The President In The Lion's Den
(cross-posted from WNYC's It's A Free Country)
Which is more frightening: sitting one-on-one with a pundit who perches at the pinnacle of a media machine that has been undermining you over the airwaves for two years, or speaking to an audience of the wealthy and powerful who have sought to undercut your efforts with their wealth and power?
We can ask President Obama Tuesday morning after his two-day tour through the bases of conservative political power: An interview with Fox’s Bill O’Reilly and an address to the U.S. Chamber of Commerce.
The O’Reilly engagement was part of the president’s tradition of sitting for a pre-Super Bowl interview with the network hosting the game. The visit to the Chamber is part of the President’s focus on jobs following a State of the Union address that emphasized increasing the competitiveness of American workers and the strength of the national economy. More symbolically, though, both are intentional efforts to reach audiences that have heard more from the administration’s conservative detractors than from the President himself — and both appearances will make many Americans ask the same question O’Reilly posed on Sunday night: since the midterms, is Obama making a move to the center?
The president responded, “I’m the same guy,” which is more true than most Americans believe. While the left sees him selling out to the right, and conservatives point and scream that he’s a socialist, Obama has always walked a middle road. In substance, his campaign never promised Medicare-for-all or single-payer health insurance as many liberals wanted; and his “Obamacare” that has so enraged the right is based on market solutions and exchanges that his 2008 opponent had proposed. In style, as well, Obama has always annoyed liberal supporters with his willingness to tango with the likes of O’Reilly — pre-election, he sat for an interview that O’Reilly edited into multiple segments — giving the Fox host greater credibility and leverage than many believe he deserves.
This latest open-arm approach to his detractors isn’t a new move to the center. It’s the continuation of the Great Compromiser’s pattern of embracing his rivals, from seeking bipartisan votes for every major legislative action to publicly praising—and more recently invoking—the model of Ronald Reagan.
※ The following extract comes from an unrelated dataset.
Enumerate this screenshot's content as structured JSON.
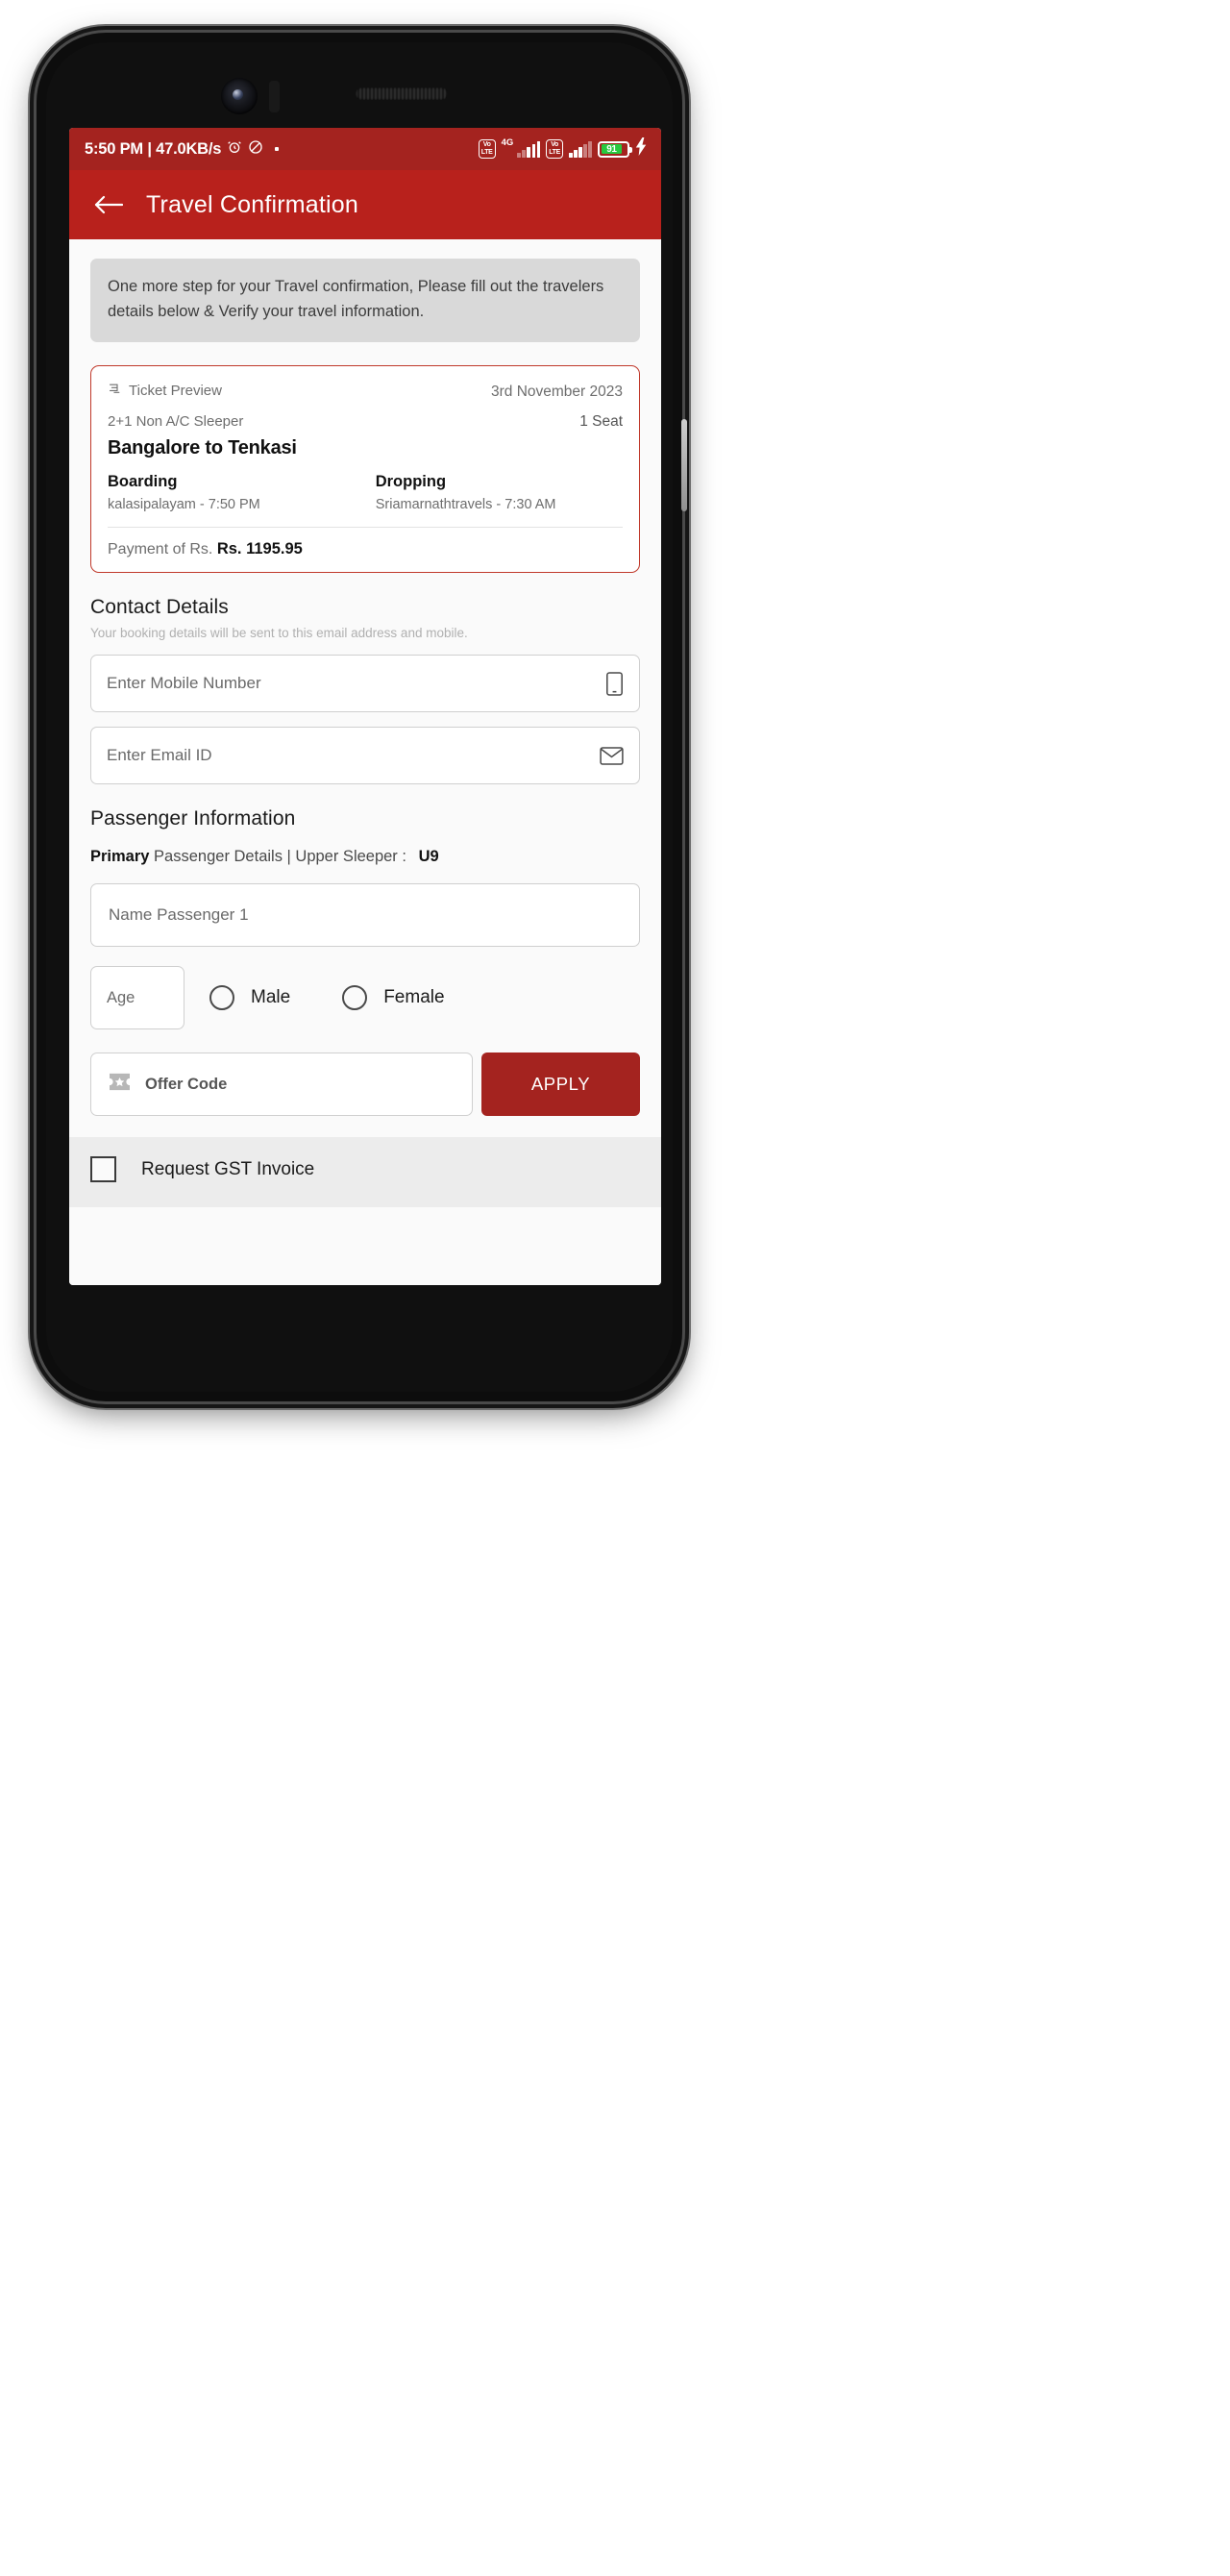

Conservatives may be surprised to suddenly find President Obama on their turf, but it’s liberals who have more reason for concern. Bill Daley, Obama's new Chief of Staff, has close ties to JP Morgan; Larry Summers’ successor, Gene Sperling, has corporate ties meant to soothe the business community; and though GE’s Jeffrey Immelt appointment as a top economic advisor was meant to show the administration’s commitment to creating jobs, liberal economists note that GE is as much in the “casino-gaming shenangians sector” as Goldman and GMAC.
Following these picks, it isn’t surprising that the president is heading to the U.S. Chamber of Commerce. After all, the Chamber is already fully present in the White House.
The objection to the Chamber, of course, is that it claims to want to strengthen our economy, but hardly protects small businesses and does nothing for working families, while defending Big Business interests. As Robert Kuttner notes, “American corporations no longer need America’s workers,” which is why Big Biz can do OK even while regular Americans suffer persistent, pernicious unemployment, wage stagnation and economic insecurity.
So liberals are worried…which may be how Obama wants it. A few angry editorials in the pages of the Huffington Post (assuming HuffPo still runs progressive content after its AOL merger…but that’s another story) is good for Obama. It gives him the street cred to show the Chamber he’s not a darling of the left. He ran the same gambit in the O’Reilly interview, accusing the Wall Street Journal editorial page of being extreme before taking a false-equivalency sucker punch at the New York Times for good measure. With a handful of progressives angry, and a handful of cozy corporate cronies on staff, he should expect a warm reception by the Chamber of Commerce.
Now, will he use that warm reception? Will he challenge the Chamber’s members to create American jobs? Will he challenge outsourcing? Will he make a case for raising workers’ salaries and working standards here at home? Will he call for, in Kuttner’s words, “a constructive economic nationalism”?
There is hope. His State of the Union address showed he would discuss unnecessary tax cuts as wasteful spending and that he was willing to talk a big game about investment—a commitment that the American business community should embrace. If he continues that route and gets the business community to support real jobs for working Americans, then we should embrace his approach as well.
However, Big Business gets big by looking out for its profits over its workers, its community and its contribution to a greater good. Government shouldn’t be fooled into working the same way. We have a Great Compromiser as president. But in a tangle with the business world, we might really need a Great Negotiator.
President Obama held his own with O’Reilly. He disagreed forcefully where it mattered, he proved amiable (and even intentionally boring) when he sought to ease the tensions. But now he’s going from the Fox hole into the Lion’s Den. If the President emerges with a few scars, we’ll know he put up a good fight. If he walks away unscathed, that’s when we should worry. Because that doesn’t mean the lion’s been tamed. It just means the lion didn’t feel threatened enough to strike.